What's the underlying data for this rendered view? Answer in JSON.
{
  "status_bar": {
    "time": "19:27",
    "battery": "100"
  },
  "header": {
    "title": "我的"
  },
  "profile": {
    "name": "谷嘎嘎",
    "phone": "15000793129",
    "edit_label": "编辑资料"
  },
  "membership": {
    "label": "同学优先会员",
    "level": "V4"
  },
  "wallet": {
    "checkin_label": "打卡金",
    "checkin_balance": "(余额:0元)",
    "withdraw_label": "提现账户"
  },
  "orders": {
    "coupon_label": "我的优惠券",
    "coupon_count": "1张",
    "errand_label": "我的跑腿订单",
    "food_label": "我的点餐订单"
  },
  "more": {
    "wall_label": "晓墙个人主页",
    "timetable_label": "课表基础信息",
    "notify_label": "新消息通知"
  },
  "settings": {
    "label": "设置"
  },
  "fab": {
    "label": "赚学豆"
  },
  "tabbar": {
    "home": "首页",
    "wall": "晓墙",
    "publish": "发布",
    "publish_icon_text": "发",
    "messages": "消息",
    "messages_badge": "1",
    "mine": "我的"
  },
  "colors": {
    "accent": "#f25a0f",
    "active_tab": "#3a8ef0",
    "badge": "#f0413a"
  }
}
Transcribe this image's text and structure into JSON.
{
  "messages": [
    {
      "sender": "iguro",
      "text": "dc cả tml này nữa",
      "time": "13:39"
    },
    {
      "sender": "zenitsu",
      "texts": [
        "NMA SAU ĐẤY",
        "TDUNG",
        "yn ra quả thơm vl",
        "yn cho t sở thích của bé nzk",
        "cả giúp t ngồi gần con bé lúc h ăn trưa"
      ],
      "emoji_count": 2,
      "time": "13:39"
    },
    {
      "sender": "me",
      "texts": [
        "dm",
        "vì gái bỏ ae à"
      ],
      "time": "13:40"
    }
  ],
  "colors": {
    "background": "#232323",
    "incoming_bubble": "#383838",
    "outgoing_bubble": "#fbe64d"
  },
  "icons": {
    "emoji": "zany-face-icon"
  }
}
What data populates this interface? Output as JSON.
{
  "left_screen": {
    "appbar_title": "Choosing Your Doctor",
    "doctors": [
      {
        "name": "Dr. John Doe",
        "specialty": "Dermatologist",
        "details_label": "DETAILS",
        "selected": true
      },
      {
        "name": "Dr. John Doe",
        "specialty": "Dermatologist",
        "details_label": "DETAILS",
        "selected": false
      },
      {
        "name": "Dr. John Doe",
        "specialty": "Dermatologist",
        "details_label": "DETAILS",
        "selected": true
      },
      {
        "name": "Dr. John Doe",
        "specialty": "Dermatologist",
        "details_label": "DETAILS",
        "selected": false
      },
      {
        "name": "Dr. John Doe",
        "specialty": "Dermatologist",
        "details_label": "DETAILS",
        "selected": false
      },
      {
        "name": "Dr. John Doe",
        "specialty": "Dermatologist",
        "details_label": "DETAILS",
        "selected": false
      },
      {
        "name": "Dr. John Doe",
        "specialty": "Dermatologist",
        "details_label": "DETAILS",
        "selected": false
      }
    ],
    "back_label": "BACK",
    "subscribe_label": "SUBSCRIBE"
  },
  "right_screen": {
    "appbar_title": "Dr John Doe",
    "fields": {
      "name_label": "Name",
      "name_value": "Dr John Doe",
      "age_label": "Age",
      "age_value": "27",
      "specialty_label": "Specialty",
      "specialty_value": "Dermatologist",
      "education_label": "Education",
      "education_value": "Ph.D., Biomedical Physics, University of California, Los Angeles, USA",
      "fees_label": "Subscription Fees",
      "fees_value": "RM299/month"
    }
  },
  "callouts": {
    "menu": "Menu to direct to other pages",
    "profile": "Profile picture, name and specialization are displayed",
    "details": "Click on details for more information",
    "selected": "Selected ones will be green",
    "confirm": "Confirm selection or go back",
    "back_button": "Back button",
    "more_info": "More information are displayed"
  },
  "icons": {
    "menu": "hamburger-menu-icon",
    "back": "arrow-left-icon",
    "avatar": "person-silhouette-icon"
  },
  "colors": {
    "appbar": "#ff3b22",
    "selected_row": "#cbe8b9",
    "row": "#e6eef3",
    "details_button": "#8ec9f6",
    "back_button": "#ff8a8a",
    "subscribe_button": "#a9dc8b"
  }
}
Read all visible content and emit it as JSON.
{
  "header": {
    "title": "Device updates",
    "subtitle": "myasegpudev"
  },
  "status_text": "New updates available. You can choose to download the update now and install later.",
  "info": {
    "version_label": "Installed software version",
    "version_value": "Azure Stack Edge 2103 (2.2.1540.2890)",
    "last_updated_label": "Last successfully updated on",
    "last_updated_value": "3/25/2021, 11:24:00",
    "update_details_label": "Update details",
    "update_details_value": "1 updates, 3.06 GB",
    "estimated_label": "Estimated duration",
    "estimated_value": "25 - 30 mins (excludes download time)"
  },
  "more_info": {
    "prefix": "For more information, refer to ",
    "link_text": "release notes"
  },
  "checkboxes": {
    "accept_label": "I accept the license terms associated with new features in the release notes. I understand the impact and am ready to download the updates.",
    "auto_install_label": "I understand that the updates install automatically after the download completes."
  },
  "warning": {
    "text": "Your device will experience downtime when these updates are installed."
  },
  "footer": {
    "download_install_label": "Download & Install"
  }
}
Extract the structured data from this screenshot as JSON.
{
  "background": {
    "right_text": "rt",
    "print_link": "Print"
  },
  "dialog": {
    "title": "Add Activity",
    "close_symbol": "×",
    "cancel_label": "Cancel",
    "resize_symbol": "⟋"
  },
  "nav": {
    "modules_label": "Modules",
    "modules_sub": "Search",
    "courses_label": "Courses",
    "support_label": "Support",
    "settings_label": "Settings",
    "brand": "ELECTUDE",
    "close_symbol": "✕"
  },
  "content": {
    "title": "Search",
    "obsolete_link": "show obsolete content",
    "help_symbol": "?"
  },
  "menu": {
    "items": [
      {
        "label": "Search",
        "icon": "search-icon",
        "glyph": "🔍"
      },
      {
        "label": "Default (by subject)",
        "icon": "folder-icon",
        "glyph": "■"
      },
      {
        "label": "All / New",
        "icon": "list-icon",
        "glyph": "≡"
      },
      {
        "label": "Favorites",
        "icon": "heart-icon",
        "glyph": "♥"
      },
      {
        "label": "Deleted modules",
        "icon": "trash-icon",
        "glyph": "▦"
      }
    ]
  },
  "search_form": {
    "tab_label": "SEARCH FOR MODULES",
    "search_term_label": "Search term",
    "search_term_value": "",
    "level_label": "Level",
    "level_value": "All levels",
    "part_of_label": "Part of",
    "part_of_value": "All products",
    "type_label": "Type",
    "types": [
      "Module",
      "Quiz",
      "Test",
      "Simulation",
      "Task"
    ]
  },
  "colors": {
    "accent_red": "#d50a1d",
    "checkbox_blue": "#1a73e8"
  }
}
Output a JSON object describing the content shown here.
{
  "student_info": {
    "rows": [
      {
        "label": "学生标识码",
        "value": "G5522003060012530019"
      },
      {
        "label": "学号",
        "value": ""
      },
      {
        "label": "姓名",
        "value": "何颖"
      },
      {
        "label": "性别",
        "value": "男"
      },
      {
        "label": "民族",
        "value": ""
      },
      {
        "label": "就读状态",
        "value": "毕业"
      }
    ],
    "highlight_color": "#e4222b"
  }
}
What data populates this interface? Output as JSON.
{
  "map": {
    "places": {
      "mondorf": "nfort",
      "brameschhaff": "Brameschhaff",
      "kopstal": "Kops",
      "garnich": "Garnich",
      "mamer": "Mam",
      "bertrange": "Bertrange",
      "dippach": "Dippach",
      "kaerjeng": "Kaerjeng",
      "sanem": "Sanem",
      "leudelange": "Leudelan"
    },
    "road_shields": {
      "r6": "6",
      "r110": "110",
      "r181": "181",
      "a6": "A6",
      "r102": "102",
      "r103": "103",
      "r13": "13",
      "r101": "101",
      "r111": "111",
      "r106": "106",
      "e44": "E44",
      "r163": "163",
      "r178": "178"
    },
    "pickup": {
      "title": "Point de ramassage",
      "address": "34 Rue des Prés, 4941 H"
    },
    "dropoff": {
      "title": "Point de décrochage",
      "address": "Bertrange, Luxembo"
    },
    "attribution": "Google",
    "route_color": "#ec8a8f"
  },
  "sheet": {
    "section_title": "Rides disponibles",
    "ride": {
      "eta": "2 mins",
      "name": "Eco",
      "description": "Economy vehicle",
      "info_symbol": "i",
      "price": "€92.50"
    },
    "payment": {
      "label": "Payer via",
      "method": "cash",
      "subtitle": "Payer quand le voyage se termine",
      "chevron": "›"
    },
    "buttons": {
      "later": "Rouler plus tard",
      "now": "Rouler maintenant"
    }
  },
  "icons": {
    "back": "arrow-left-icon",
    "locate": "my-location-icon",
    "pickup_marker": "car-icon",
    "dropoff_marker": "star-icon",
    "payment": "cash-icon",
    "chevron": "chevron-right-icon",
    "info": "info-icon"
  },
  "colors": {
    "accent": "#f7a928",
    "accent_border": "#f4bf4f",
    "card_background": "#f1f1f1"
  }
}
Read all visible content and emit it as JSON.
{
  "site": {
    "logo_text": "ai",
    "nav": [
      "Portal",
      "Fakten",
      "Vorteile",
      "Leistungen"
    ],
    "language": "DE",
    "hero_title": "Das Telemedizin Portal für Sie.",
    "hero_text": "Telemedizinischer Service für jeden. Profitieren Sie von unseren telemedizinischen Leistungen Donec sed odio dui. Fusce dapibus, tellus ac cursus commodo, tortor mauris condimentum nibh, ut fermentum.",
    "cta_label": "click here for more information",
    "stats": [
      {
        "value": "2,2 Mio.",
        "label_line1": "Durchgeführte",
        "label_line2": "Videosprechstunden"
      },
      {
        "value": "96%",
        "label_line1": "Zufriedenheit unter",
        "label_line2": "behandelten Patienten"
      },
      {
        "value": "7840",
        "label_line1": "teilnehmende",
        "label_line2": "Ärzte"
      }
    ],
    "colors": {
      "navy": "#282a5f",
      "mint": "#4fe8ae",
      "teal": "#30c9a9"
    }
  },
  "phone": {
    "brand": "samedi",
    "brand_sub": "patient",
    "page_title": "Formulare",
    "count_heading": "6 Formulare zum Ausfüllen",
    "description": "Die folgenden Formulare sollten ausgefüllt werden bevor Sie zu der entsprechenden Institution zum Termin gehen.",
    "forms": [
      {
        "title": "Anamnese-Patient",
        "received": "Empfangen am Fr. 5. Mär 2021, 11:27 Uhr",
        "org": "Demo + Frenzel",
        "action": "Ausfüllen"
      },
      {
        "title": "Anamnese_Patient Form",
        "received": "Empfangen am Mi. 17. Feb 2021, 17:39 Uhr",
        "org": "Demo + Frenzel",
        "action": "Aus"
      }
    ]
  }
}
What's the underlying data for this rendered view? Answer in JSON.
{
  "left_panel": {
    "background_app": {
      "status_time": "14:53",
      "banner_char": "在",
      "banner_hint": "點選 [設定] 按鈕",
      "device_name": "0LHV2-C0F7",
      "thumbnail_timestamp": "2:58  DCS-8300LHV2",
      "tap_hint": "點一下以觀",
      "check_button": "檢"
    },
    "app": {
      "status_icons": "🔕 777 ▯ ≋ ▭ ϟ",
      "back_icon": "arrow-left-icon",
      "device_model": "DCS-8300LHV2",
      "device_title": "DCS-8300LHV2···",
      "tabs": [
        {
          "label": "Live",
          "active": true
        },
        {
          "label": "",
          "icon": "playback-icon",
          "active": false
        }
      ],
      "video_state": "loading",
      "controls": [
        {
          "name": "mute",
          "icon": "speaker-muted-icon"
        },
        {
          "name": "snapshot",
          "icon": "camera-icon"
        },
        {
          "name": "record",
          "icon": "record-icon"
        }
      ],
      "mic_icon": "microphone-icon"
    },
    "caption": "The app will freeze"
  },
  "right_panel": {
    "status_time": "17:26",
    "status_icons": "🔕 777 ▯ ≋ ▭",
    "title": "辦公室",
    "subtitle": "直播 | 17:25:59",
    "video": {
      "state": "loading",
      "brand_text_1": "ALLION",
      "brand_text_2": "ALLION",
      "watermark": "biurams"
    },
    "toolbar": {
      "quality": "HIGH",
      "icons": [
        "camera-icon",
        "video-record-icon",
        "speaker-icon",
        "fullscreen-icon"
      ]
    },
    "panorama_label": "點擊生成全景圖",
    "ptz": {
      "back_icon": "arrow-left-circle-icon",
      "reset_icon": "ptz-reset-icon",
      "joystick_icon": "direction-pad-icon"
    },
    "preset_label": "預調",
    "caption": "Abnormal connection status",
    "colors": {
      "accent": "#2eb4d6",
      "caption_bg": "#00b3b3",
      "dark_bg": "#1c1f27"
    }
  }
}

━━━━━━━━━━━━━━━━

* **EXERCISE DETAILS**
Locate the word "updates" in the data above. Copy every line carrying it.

* **SOLUTION FOR THIS PROBLEM**
    "title": "Device updates",
  "status_text": "New updates available. You can choose to download the update now and install later.",
    "update_details_value": "1 updates, 3.06 GB",
    "accept_label": "I accept the license terms associated with new features in the release notes. I understand the impact and am ready to download the updates.",
    "auto_install_label": "I understand that the updates install automatically after the download completes."
    "text": "Your device will experience downtime when these updates are installed."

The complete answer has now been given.